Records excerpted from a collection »
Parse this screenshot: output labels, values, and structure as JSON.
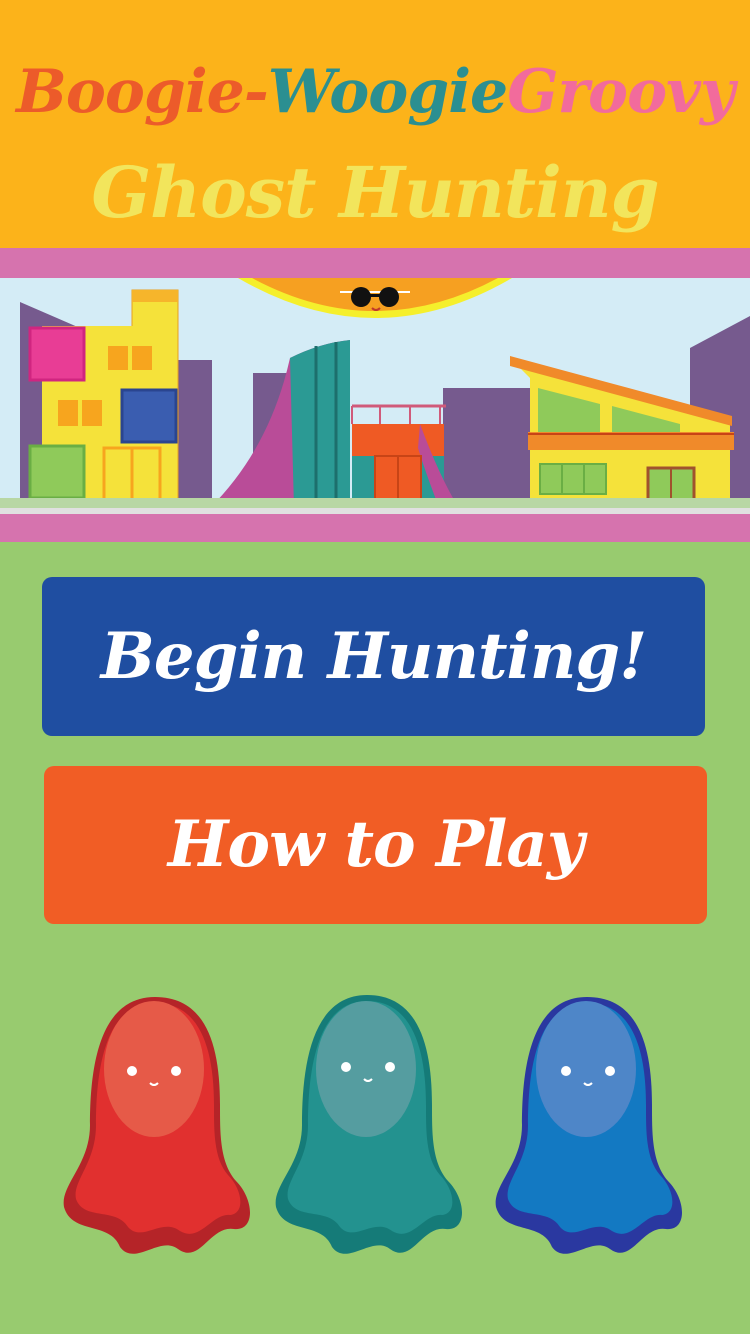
{
  "title": {
    "line1": [
      {
        "text": "Boogie-",
        "color": "#ec5b2a"
      },
      {
        "text": "Woogie",
        "color": "#2b8f91"
      },
      {
        "text": " Groovy",
        "color": "#f26b9c"
      }
    ],
    "line2": {
      "text": "Ghost Hunting",
      "color": "#f2e55c"
    }
  },
  "buttons": {
    "begin": {
      "label": "Begin Hunting!",
      "color": "#1f4ea1"
    },
    "howto": {
      "label": "How to Play",
      "color": "#f15d25"
    }
  },
  "ghosts": [
    {
      "name": "red-ghost",
      "body": "#e1302f",
      "face": "#e65a48",
      "tail": "#b52428"
    },
    {
      "name": "teal-ghost",
      "body": "#23928f",
      "face": "#559da0",
      "tail": "#157b78"
    },
    {
      "name": "blue-ghost",
      "body": "#1379c2",
      "face": "#4e86c8",
      "tail": "#2a38a0"
    }
  ],
  "scene_icons": [
    "sun-icon",
    "sunglasses-icon",
    "buildings-skyline"
  ]
}
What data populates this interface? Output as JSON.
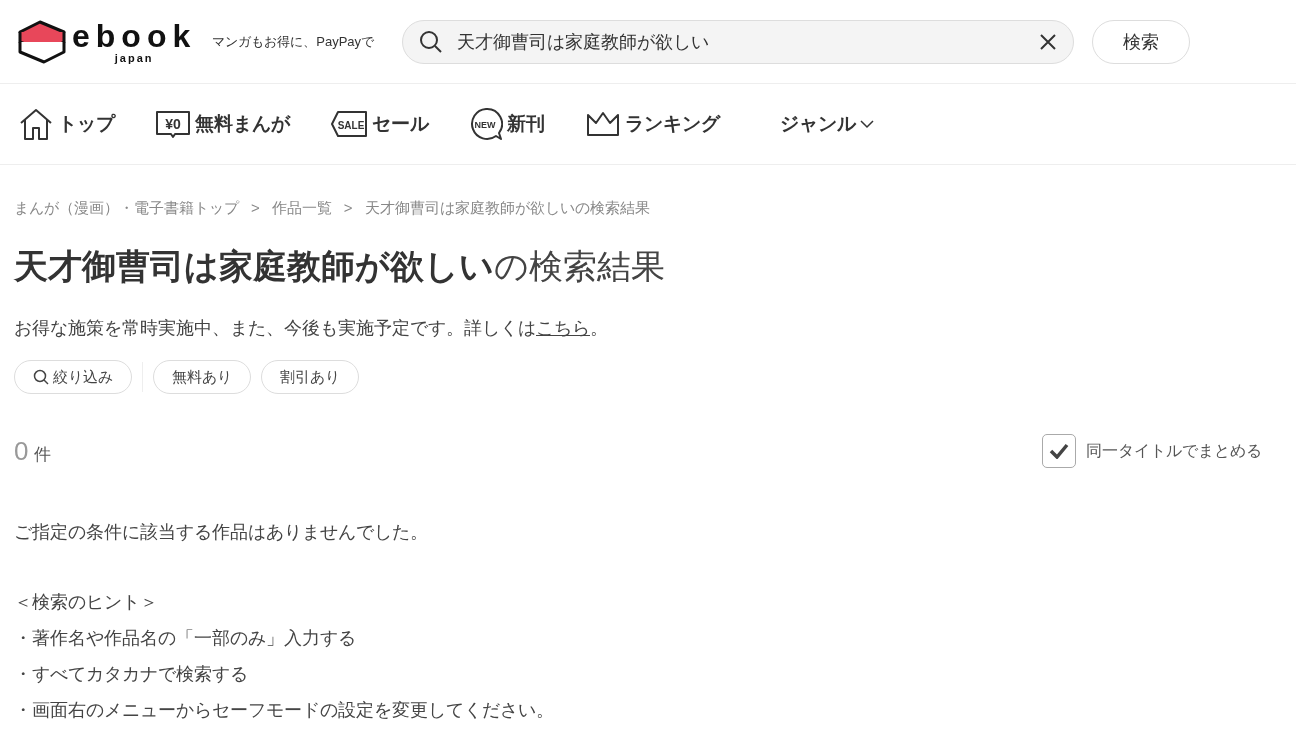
{
  "header": {
    "logo": {
      "wordmark": "ebook",
      "sub": "japan"
    },
    "tagline": "マンガもお得に、PayPayで",
    "search": {
      "value": "天才御曹司は家庭教師が欲しい"
    },
    "search_button": "検索"
  },
  "nav": [
    {
      "kind": "home",
      "label": "トップ"
    },
    {
      "kind": "free",
      "label": "無料まんが",
      "icon_text": "¥0"
    },
    {
      "kind": "sale",
      "label": "セール",
      "icon_text": "SALE"
    },
    {
      "kind": "new",
      "label": "新刊",
      "icon_text": "NEW"
    },
    {
      "kind": "ranking",
      "label": "ランキング"
    },
    {
      "kind": "genre",
      "label": "ジャンル"
    }
  ],
  "breadcrumbs": [
    "まんが（漫画）・電子書籍トップ",
    "作品一覧",
    "天才御曹司は家庭教師が欲しいの検索結果"
  ],
  "breadcrumb_separator": ">",
  "heading": "**天才御曹司は家庭教師が欲しい**の検索結果",
  "notice": {
    "text": "お得な施策を常時実施中、また、今後も実施予定です。詳しくは",
    "link": "こちら",
    "end": "。"
  },
  "filters": [
    {
      "kind": "search",
      "label": "絞り込み"
    },
    {
      "kind": "chip",
      "label": "無料あり"
    },
    {
      "kind": "chip",
      "label": "割引あり"
    }
  ],
  "result_count": {
    "number": "0",
    "unit": "件"
  },
  "group_titles": {
    "label": "同一タイトルでまとめる",
    "checked": true
  },
  "empty_message": "ご指定の条件に該当する作品はありませんでした。",
  "hints": [
    "＜検索のヒント＞",
    "・著作名や作品名の「一部のみ」入力する",
    "・すべてカタカナで検索する",
    "・画面右のメニューからセーフモードの設定を変更してください。"
  ]
}
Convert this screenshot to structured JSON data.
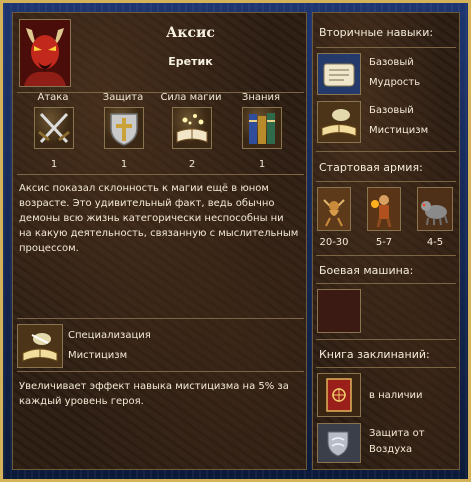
{
  "hero": {
    "name": "Аксис",
    "class": "Еретик",
    "portrait_icon": "demon-portrait-icon"
  },
  "stats": [
    {
      "label": "Атака",
      "value": "1",
      "icon": "crossed-swords-icon"
    },
    {
      "label": "Защита",
      "value": "1",
      "icon": "shield-icon"
    },
    {
      "label": "Сила магии",
      "value": "2",
      "icon": "magic-book-icon"
    },
    {
      "label": "Знания",
      "value": "1",
      "icon": "books-icon"
    }
  ],
  "bio": "Аксис показал склонность к магии ещё в юном возрасте. Это удивительный факт, ведь обычно демоны всю жизнь категорически неспособны ни на какую деятельность, связанную с мыслительным процессом.",
  "specialty": {
    "header": "Специализация",
    "name": "Мистицизм",
    "description": "Увеличивает эффект навыка мистицизма на 5% за каждый уровень героя.",
    "icon": "glowing-book-icon"
  },
  "secondary_skills": {
    "header": "Вторичные навыки:",
    "items": [
      {
        "line1": "Базовый",
        "line2": "Мудрость",
        "icon": "scroll-icon"
      },
      {
        "line1": "Базовый",
        "line2": "Мистицизм",
        "icon": "glowing-book-icon"
      }
    ]
  },
  "army": {
    "header": "Стартовая армия:",
    "units": [
      {
        "count": "20-30",
        "icon": "imp-icon"
      },
      {
        "count": "5-7",
        "icon": "gog-icon"
      },
      {
        "count": "4-5",
        "icon": "hell-hound-icon"
      }
    ]
  },
  "war_machine": {
    "header": "Боевая машина:"
  },
  "spellbook": {
    "header": "Книга заклинаний:",
    "book_label": "в наличии",
    "spell_line1": "Защита от",
    "spell_line2": "Воздуха",
    "book_icon": "spellbook-icon",
    "spell_icon": "air-protection-icon"
  },
  "colors": {
    "frame_gold": "#d4b25a",
    "frame_blue": "#1d3570",
    "text": "#f3ead5"
  }
}
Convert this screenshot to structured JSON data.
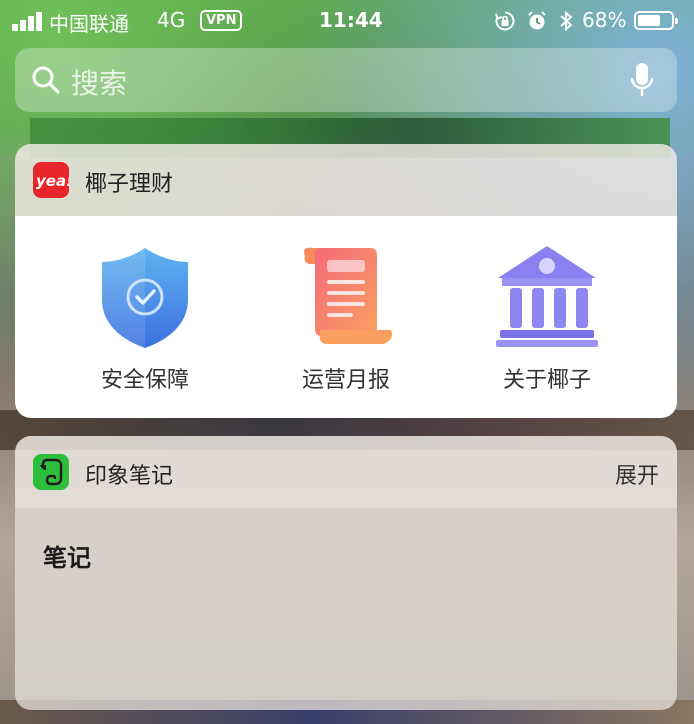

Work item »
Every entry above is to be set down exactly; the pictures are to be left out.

Exercise result »
Parse this screenshot: output labels, values, and structure as JSON.
{
  "title": {
    "line1": [
      {
        "text": "Boogie-",
        "color": "#ec5b2a"
      },
      {
        "text": "Woogie",
        "color": "#2b8f91"
      },
      {
        "text": " Groovy",
        "color": "#f26b9c"
      }
    ],
    "line2": {
      "text": "Ghost Hunting",
      "color": "#f2e55c"
    }
  },
  "buttons": {
    "begin": {
      "label": "Begin Hunting!",
      "color": "#1f4ea1"
    },
    "howto": {
      "label": "How to Play",
      "color": "#f15d25"
    }
  },
  "ghosts": [
    {
      "name": "red-ghost",
      "body": "#e1302f",
      "face": "#e65a48",
      "tail": "#b52428"
    },
    {
      "name": "teal-ghost",
      "body": "#23928f",
      "face": "#559da0",
      "tail": "#157b78"
    },
    {
      "name": "blue-ghost",
      "body": "#1379c2",
      "face": "#4e86c8",
      "tail": "#2a38a0"
    }
  ],
  "scene_icons": [
    "sun-icon",
    "sunglasses-icon",
    "buildings-skyline"
  ]
}
What data populates this interface? Output as JSON.
{
  "header": {
    "logo": {
      "wordmark": "ebook",
      "sub": "japan"
    },
    "tagline": "マンガもお得に、PayPayで",
    "search": {
      "value": "天才御曹司は家庭教師が欲しい"
    },
    "search_button": "検索"
  },
  "nav": [
    {
      "kind": "home",
      "label": "トップ"
    },
    {
      "kind": "free",
      "label": "無料まんが",
      "icon_text": "¥0"
    },
    {
      "kind": "sale",
      "label": "セール",
      "icon_text": "SALE"
    },
    {
      "kind": "new",
      "label": "新刊",
      "icon_text": "NEW"
    },
    {
      "kind": "ranking",
      "label": "ランキング"
    },
    {
      "kind": "genre",
      "label": "ジャンル"
    }
  ],
  "breadcrumbs": [
    "まんが（漫画）・電子書籍トップ",
    "作品一覧",
    "天才御曹司は家庭教師が欲しいの検索結果"
  ],
  "breadcrumb_separator": ">",
  "heading": "**天才御曹司は家庭教師が欲しい**の検索結果",
  "notice": {
    "text": "お得な施策を常時実施中、また、今後も実施予定です。詳しくは",
    "link": "こちら",
    "end": "。"
  },
  "filters": [
    {
      "kind": "search",
      "label": "絞り込み"
    },
    {
      "kind": "chip",
      "label": "無料あり"
    },
    {
      "kind": "chip",
      "label": "割引あり"
    }
  ],
  "result_count": {
    "number": "0",
    "unit": "件"
  },
  "group_titles": {
    "label": "同一タイトルでまとめる",
    "checked": true
  },
  "empty_message": "ご指定の条件に該当する作品はありませんでした。",
  "hints": [
    "＜検索のヒント＞",
    "・著作名や作品名の「一部のみ」入力する",
    "・すべてカタカナで検索する",
    "・画面右のメニューからセーフモードの設定を変更してください。"
  ]
}
Convert this screenshot to structured JSON data.
{
  "hero": {
    "name": "Аксис",
    "class": "Еретик",
    "portrait_icon": "demon-portrait-icon"
  },
  "stats": [
    {
      "label": "Атака",
      "value": "1",
      "icon": "crossed-swords-icon"
    },
    {
      "label": "Защита",
      "value": "1",
      "icon": "shield-icon"
    },
    {
      "label": "Сила магии",
      "value": "2",
      "icon": "magic-book-icon"
    },
    {
      "label": "Знания",
      "value": "1",
      "icon": "books-icon"
    }
  ],
  "bio": "Аксис показал склонность к магии ещё в юном возрасте. Это удивительный факт, ведь обычно демоны всю жизнь категорически неспособны ни на какую деятельность, связанную с мыслительным процессом.",
  "specialty": {
    "header": "Специализация",
    "name": "Мистицизм",
    "description": "Увеличивает эффект навыка мистицизма на 5% за каждый уровень героя.",
    "icon": "glowing-book-icon"
  },
  "secondary_skills": {
    "header": "Вторичные навыки:",
    "items": [
      {
        "line1": "Базовый",
        "line2": "Мудрость",
        "icon": "scroll-icon"
      },
      {
        "line1": "Базовый",
        "line2": "Мистицизм",
        "icon": "glowing-book-icon"
      }
    ]
  },
  "army": {
    "header": "Стартовая армия:",
    "units": [
      {
        "count": "20-30",
        "icon": "imp-icon"
      },
      {
        "count": "5-7",
        "icon": "gog-icon"
      },
      {
        "count": "4-5",
        "icon": "hell-hound-icon"
      }
    ]
  },
  "war_machine": {
    "header": "Боевая машина:"
  },
  "spellbook": {
    "header": "Книга заклинаний:",
    "book_label": "в наличии",
    "spell_line1": "Защита от",
    "spell_line2": "Воздуха",
    "book_icon": "spellbook-icon",
    "spell_icon": "air-protection-icon"
  },
  "colors": {
    "frame_gold": "#d4b25a",
    "frame_blue": "#1d3570",
    "text": "#f3ead5"
  }
}
Convert this screenshot to structured JSON data.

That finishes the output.